* _EXERCISE GOAL_
Filter the records below, keeping only lines with the string "data".

Saved entries
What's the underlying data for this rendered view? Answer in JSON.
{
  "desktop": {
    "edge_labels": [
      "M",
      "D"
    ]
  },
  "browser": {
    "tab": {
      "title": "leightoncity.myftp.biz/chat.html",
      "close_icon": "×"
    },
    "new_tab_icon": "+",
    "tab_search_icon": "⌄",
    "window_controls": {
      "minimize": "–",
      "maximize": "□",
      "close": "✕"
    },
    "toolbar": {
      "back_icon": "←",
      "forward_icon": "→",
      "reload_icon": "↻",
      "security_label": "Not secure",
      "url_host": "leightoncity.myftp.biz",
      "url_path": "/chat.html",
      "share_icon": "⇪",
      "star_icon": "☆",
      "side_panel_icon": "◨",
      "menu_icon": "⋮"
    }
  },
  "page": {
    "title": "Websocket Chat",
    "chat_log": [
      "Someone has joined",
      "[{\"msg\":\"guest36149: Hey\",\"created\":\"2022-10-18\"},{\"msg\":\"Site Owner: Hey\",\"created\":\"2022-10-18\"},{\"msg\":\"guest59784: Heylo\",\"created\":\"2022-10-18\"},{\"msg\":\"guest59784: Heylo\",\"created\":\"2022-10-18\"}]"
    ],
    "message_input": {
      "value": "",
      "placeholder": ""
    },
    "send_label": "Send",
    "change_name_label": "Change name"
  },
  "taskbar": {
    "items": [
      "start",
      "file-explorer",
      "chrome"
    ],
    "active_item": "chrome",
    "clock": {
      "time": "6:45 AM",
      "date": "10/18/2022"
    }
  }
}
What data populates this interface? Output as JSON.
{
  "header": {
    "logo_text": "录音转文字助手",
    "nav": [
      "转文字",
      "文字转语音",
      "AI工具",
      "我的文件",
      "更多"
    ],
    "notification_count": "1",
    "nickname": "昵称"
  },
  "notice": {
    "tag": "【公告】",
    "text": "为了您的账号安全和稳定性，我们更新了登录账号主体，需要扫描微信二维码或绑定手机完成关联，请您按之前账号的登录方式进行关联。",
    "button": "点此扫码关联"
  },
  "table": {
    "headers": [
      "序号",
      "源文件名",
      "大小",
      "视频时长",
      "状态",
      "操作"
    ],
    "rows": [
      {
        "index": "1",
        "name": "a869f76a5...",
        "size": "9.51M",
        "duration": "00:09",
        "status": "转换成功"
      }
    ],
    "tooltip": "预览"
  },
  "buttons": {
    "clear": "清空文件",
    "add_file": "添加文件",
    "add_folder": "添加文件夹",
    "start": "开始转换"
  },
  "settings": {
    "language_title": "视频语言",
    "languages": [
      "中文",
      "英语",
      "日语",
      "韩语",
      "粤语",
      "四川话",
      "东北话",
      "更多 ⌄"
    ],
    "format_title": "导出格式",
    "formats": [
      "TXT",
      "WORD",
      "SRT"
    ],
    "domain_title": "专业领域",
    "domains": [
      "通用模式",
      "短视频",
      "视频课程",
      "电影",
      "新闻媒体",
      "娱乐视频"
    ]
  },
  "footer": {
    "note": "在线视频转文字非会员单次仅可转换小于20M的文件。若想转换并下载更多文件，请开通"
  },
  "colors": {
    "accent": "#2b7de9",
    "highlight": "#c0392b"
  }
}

* _TASK RESULT_
What's the underlying data for this rendered view? Answer in JSON.
What data populates this interface? Output as JSON.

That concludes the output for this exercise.